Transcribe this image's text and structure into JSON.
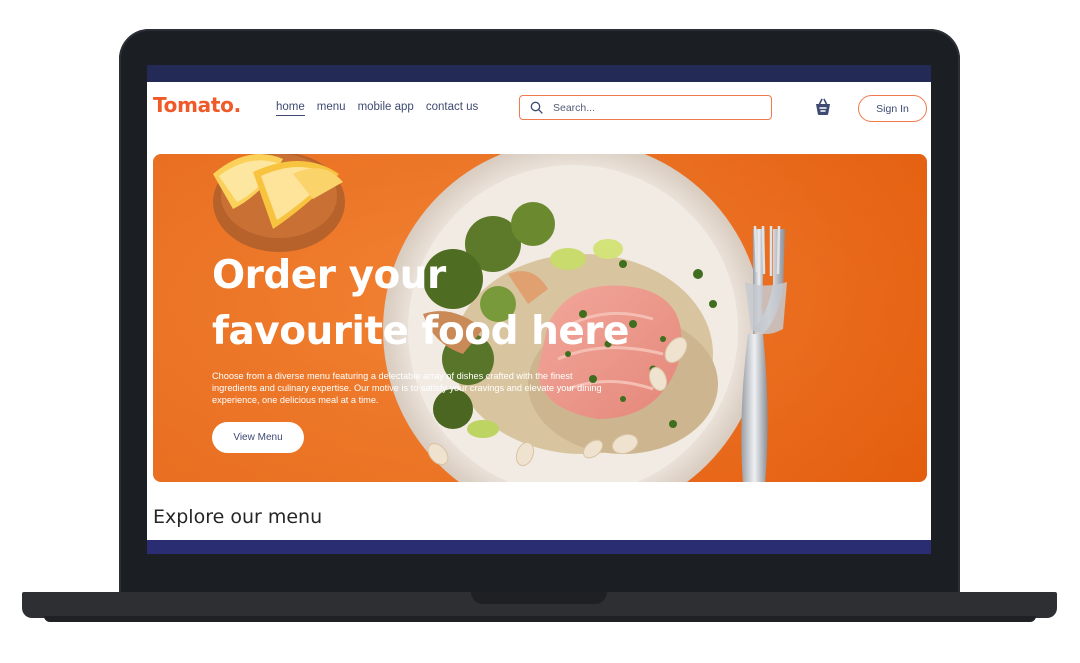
{
  "brand": {
    "logo_text": "Tomato.",
    "accent_color": "#f05a28",
    "nav_text_color": "#3e4a72"
  },
  "nav": {
    "items": [
      {
        "label": "home",
        "active": true
      },
      {
        "label": "menu",
        "active": false
      },
      {
        "label": "mobile app",
        "active": false
      },
      {
        "label": "contact us",
        "active": false
      }
    ]
  },
  "search": {
    "placeholder": "Search...",
    "icon": "search-icon"
  },
  "cart": {
    "icon": "basket-icon"
  },
  "auth": {
    "signin_label": "Sign In"
  },
  "hero": {
    "title": "Order your favourite food here",
    "description": "Choose from a diverse menu featuring a delectable array of dishes crafted with the finest ingredients and culinary expertise. Our motive is to satisfy your cravings and elevate your dining experience, one delicious meal at a time.",
    "cta_label": "View Menu",
    "background_color": "#f07a2c"
  },
  "section": {
    "explore_title": "Explore our menu"
  }
}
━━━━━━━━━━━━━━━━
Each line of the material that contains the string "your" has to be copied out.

[SOLUTION]
    "title": "Order your favourite food here",
    "description": "Choose from a diverse menu featuring a delectable array of dishes crafted with the finest ingredients and culinary expertise. Our motive is to satisfy your cravings and elevate your dining experience, one delicious meal at a time.",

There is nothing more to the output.